I'll cut right to it: the Advanced Camera for Surveys, a primary instrument on Hubble, is pretty much dead.
It shorted out the other day. Most instruments on Hubble have backup electronics (called "Side B"), but ACS was already using that system because the primary electronics (called "Side A") went on the fritz last year. While the camera isn't totally dead, it is severely crippled. It's main purpose is to take deep, wide-field views of the Universe, and that capability is gone.
Hubble itself is fine, I'll add. This is one camera among many. The Wide Field Planetary Camera 2 is still functioning, as is NICMOS, the infrared camera. STIS, the Space Telescope Imaging Spectrograph, shorted out in 2004.

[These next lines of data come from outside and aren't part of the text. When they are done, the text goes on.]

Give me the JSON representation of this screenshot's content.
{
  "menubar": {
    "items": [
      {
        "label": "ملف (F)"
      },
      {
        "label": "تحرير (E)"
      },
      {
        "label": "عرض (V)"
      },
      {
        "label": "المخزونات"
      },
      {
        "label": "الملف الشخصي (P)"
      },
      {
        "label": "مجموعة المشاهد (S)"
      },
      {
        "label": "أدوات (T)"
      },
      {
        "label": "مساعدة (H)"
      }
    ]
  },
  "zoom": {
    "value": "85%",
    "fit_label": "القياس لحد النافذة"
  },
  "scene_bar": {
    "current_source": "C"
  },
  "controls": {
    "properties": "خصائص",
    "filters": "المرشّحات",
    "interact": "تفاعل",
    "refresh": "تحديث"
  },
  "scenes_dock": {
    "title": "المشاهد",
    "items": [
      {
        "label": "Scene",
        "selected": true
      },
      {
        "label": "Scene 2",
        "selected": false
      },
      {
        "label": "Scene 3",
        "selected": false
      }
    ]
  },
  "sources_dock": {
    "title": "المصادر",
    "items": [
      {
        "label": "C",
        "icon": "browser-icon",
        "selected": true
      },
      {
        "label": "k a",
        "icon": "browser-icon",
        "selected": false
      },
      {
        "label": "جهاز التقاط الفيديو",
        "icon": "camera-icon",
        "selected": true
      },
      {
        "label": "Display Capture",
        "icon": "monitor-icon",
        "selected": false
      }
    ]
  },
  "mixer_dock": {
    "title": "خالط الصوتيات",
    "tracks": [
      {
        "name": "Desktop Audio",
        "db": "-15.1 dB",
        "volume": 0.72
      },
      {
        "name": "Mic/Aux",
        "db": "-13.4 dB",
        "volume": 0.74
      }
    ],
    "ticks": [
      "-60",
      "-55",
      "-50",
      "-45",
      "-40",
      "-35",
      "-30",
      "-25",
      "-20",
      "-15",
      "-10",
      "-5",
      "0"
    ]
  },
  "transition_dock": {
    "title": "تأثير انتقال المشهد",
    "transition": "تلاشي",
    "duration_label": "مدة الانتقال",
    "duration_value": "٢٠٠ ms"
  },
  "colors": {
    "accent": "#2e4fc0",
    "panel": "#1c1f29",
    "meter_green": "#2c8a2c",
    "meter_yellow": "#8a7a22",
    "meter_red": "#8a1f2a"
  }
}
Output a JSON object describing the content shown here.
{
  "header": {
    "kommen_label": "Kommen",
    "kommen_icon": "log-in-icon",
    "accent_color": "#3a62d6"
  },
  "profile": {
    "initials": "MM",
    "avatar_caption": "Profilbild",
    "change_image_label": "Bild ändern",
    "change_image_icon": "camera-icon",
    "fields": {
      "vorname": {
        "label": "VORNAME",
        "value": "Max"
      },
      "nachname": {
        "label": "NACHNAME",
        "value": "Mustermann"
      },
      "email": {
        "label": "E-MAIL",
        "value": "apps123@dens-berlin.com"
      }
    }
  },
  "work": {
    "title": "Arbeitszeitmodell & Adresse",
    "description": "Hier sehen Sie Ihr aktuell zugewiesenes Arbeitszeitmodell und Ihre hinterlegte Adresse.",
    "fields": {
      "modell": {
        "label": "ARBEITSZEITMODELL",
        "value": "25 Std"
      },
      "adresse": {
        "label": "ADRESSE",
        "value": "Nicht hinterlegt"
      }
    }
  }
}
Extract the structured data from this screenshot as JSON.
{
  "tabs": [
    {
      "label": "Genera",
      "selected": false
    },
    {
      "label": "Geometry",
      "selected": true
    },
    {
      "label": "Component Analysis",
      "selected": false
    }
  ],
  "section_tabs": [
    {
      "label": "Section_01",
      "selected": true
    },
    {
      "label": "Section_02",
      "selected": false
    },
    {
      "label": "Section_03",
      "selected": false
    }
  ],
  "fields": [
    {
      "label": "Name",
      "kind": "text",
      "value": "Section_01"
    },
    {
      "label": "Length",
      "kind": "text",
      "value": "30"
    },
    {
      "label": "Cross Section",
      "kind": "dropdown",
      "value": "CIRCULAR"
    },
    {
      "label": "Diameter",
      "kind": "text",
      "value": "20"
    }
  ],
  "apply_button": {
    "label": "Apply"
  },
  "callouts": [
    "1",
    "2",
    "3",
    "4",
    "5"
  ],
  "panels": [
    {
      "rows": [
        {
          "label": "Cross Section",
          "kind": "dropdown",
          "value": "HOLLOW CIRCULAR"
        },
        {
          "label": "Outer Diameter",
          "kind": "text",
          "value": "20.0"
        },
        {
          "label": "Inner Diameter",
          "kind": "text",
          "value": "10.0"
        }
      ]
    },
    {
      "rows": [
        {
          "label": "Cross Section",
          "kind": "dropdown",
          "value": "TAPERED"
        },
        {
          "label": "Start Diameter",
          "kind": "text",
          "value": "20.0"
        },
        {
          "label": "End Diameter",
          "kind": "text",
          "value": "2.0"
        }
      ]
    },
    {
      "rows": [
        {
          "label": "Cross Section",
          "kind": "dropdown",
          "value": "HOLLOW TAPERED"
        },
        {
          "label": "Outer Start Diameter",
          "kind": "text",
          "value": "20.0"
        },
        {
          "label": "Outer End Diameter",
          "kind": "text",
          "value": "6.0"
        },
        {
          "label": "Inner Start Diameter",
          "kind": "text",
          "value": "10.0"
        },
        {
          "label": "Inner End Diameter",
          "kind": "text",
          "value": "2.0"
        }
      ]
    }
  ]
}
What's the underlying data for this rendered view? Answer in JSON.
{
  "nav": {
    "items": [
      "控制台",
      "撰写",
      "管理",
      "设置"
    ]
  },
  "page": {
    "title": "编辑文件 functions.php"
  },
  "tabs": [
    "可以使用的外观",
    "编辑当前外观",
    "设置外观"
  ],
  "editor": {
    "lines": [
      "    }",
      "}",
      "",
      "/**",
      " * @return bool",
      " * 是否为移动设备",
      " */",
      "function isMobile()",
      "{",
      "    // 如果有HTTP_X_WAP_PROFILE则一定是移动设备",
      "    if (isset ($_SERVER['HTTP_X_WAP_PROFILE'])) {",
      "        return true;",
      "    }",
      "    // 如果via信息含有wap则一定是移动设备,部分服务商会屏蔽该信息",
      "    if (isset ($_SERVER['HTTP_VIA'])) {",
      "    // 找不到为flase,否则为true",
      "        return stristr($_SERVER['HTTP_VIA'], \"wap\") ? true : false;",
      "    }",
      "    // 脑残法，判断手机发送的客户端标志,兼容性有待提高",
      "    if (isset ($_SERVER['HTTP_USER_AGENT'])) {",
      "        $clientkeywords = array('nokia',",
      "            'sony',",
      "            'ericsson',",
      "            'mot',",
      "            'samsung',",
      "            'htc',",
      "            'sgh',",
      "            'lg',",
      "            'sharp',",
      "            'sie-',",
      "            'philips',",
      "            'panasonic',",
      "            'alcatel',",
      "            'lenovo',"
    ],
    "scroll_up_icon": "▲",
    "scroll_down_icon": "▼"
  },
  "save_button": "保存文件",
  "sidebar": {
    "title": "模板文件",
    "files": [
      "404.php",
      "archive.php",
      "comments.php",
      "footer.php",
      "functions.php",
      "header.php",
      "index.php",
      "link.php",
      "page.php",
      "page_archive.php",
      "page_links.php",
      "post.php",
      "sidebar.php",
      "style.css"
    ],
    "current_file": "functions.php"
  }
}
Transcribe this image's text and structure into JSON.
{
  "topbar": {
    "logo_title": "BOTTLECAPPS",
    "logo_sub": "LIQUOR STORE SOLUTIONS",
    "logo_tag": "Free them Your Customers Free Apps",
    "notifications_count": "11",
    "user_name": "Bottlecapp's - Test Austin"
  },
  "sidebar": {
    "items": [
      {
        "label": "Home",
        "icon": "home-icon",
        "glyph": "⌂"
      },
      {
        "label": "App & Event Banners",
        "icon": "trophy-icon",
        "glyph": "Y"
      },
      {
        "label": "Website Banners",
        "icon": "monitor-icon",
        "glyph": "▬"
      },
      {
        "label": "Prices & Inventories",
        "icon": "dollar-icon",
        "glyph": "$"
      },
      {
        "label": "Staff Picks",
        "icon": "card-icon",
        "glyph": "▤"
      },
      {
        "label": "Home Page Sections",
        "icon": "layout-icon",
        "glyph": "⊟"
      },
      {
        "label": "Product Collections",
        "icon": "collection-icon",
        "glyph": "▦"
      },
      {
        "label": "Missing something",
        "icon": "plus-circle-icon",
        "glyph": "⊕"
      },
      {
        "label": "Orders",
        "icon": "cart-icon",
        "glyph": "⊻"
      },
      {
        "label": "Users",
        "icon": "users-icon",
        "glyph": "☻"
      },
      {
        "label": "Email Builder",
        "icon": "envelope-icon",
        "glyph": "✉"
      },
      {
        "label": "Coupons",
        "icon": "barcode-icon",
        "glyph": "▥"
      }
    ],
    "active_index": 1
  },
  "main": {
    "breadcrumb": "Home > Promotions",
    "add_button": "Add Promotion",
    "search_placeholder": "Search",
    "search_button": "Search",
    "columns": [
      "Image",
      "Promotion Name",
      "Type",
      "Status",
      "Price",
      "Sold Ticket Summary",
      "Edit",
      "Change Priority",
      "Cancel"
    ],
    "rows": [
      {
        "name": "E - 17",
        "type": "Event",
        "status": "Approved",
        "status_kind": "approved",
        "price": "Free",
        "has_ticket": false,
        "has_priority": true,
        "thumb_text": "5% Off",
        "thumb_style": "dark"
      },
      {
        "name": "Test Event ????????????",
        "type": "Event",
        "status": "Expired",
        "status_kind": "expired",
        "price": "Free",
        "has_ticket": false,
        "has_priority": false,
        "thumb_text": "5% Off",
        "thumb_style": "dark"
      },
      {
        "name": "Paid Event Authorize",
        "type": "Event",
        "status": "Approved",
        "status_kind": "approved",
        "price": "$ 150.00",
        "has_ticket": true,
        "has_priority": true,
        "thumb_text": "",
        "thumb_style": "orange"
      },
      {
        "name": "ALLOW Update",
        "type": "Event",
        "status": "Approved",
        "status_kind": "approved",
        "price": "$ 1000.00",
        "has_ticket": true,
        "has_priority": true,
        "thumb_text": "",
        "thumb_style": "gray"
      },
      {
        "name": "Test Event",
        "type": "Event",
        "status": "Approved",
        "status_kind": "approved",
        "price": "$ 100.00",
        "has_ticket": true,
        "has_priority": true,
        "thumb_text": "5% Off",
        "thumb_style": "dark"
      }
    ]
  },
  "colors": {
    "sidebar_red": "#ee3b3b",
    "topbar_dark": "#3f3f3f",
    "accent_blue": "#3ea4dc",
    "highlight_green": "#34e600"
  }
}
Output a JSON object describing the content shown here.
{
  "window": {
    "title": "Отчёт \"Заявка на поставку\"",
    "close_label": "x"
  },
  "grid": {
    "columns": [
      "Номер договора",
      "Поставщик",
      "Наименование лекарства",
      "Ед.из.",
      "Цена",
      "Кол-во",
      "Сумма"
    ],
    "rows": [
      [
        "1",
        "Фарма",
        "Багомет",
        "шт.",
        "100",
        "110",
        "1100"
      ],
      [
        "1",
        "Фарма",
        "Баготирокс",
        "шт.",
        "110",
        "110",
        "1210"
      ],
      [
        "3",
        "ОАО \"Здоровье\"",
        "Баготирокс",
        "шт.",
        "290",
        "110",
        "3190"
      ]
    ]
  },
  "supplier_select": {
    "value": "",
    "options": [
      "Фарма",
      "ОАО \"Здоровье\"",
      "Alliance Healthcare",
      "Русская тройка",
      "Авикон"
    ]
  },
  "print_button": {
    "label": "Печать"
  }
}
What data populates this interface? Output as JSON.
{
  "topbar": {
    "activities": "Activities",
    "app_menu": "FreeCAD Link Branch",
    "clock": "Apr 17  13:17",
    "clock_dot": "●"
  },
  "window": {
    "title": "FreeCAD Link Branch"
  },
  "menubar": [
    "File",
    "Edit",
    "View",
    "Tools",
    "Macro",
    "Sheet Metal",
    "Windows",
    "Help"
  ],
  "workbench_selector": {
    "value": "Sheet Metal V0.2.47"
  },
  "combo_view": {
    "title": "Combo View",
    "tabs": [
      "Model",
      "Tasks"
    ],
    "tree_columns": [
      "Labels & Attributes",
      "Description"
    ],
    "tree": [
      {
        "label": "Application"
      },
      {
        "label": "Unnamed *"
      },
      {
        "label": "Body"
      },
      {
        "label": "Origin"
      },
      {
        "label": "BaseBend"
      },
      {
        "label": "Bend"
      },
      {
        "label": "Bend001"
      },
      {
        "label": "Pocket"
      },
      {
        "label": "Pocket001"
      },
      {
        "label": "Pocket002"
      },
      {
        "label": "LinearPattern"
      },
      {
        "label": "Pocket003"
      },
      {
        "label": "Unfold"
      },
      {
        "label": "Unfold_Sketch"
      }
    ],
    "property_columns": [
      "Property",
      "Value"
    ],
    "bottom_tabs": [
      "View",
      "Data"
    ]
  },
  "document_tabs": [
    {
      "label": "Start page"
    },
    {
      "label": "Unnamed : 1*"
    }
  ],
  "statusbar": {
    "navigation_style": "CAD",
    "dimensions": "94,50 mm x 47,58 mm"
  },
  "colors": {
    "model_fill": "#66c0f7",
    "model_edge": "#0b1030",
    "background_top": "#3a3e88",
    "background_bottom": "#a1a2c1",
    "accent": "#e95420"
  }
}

Right now, there is a servicing mission to Hubble planned for September 2008. It will replace WFPC2 with the Wide Field Camera 3, which will be able to take over a lot of what ACS does (and it can see into the ultraviolet and infrared a little, too). They'll install the Cosmic Origins Spectrograph, an ultraviolet camera, then as well. STIS may get fixed, which would be cool, but it's an intense and intensive repair job. 111 screws have to be taken out, to get to the part to be replaced! Yikes.
Anyway, the servicing mission is booked solid, and there's little chance they can do anything for poor ACS. It has an excellent history -- it took images for the Hubble Ultra Deep Field, the deepest survey ever taken, as well as the COSMOS survey which just released the first ever 3D map of dark matter.
I have many friends who used ACS, and no doubt they are trying to figure out how to work with the data they have, knowing they won't get any more. For some (like Julianne at Cosmic Variance) they can make do, but for others who were waiting to get their observations in, they are out in the cold. This is life in space-based astronomy. You don't get clouded out, but it still has its drawbacks.
The picture above is of two interacting galaxies, dubbed "The Mice", taken by ACS. If it looks familiar, you may have seen it over my shoulder in my video blog entries. I have a framed copy of it given to me after I gave a talk at the Space Telescope Science Institute a few years ago.
This sucks, but honestly, that really is the way things go. ACS was designed for a five year mission, and it shorted out just barely shy of that goal. So we got our money's worth out of it... but that's cold compensation.
To remember happier days, try the ACS website, which has lots of beautiful images from the camera.